The Swiss Transportation Safety investigation Board published an investigation report, detailing a serious smoke incident involving an oven on board a Fokker 100 passenger plane.
On July 15, 2013, a Fokker 100, registration HB-JVH, took off from runway 28 in Zurich, Switzerland on a scheduled flight to Bristol, U.K. While climbing, just after the oven used to heat food had been turned on, the senior cabin attendant (SCA), who was working in the galley towards the front of the aircraft, discovered smoke coming from oven no. 2. When he opened the door of the affected oven he was confronted by a cloud of smoke. He then turned this oven and all other galley equipment off.
At the same time the flight crew had noted that white smoke was entering the right side of the cockpit from the rear. The attendant was then instructed by the flight crew to pull the oven circuit breaker. This interrupted the power supply to the oven and smoke generation ceased.
The flight crew then decided to fly back to Zurich.
A safe landing was carried out 37 minutes after takeoff. The flight crew decided to let passengers disembark normally since no further smoke was visible.
No occupants were injured. An oven on board the aircraft was damaged. There was no other damage.
The serious incident is attributable to smoke generation during the flight. This was due to the fact that an exposed heating element came into contact with a plastic film in an oven.
The following factors were identified as the direct cause:

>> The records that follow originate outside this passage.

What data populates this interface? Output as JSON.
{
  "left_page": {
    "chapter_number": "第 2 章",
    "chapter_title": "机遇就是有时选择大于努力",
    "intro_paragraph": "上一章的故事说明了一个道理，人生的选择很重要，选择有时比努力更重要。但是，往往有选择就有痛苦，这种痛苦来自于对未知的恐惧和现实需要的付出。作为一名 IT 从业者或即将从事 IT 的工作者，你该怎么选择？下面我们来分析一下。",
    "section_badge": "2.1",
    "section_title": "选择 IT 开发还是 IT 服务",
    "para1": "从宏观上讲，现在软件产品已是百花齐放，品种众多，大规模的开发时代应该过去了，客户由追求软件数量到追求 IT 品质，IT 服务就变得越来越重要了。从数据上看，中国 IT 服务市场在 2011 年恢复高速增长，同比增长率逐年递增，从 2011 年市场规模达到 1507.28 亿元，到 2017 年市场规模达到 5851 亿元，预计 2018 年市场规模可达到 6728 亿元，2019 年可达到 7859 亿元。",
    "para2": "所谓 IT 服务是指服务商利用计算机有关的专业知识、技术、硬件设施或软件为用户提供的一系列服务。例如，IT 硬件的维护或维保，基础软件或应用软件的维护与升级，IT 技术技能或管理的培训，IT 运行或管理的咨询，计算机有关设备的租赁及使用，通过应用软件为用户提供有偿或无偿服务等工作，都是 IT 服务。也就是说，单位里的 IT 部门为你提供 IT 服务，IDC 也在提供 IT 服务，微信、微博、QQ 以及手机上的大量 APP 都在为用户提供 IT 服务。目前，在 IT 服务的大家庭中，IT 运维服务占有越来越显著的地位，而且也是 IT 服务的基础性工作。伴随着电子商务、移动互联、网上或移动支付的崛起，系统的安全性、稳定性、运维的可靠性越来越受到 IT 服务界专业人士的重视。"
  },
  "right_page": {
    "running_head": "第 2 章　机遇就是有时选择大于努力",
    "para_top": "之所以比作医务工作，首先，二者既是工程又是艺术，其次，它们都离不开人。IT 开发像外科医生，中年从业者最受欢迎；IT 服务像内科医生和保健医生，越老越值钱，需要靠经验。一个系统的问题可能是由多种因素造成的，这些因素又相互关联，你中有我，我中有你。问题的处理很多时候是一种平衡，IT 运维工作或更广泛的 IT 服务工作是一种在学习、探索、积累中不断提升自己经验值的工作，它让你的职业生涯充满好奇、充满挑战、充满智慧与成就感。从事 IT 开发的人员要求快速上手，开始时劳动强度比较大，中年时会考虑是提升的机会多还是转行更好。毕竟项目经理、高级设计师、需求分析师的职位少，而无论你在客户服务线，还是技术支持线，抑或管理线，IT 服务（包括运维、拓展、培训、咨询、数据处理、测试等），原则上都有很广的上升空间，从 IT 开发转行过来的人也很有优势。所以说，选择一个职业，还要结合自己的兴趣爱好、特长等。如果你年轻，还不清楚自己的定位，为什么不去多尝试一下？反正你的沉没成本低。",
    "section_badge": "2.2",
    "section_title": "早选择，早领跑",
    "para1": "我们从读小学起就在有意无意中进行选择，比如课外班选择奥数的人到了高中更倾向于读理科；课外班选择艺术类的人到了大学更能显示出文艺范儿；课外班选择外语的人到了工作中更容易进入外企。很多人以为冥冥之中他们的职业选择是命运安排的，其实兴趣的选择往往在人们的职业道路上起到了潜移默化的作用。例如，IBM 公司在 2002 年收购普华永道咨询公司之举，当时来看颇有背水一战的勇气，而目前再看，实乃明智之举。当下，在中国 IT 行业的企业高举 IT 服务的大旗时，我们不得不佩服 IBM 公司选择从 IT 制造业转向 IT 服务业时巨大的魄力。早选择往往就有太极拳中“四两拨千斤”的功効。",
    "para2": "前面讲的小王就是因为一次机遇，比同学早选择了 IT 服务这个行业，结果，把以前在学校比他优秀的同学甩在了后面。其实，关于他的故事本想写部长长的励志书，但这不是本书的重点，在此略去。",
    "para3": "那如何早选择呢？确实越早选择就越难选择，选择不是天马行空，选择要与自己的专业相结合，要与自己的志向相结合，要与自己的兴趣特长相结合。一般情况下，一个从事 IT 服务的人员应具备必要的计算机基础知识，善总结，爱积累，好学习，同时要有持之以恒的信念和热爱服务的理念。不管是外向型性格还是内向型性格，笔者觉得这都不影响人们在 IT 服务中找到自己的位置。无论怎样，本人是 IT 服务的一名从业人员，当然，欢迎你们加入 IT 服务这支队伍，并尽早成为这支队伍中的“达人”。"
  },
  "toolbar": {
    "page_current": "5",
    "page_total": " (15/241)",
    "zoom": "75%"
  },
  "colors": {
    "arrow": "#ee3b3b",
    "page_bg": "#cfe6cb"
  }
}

- A plastic film was mistakenly left in the oven.
- The oven was switched on with an inappropriate tray rack without a rear panel
The following factor was identified as the systemic cause:
- The persons concerned were not aware that two oven types requiring different tray racks were in use.Although the following factor did not directly cause the serious incident, in the context of the investigation it was identified as a risk factor:
- The principles for combating smoke generation or a fire in the oven were not followed.
- The flight crew and the fire brigade were only able to communicate by calling because they were not on a common radio frequency.
- Final report No. 2240 (PDF)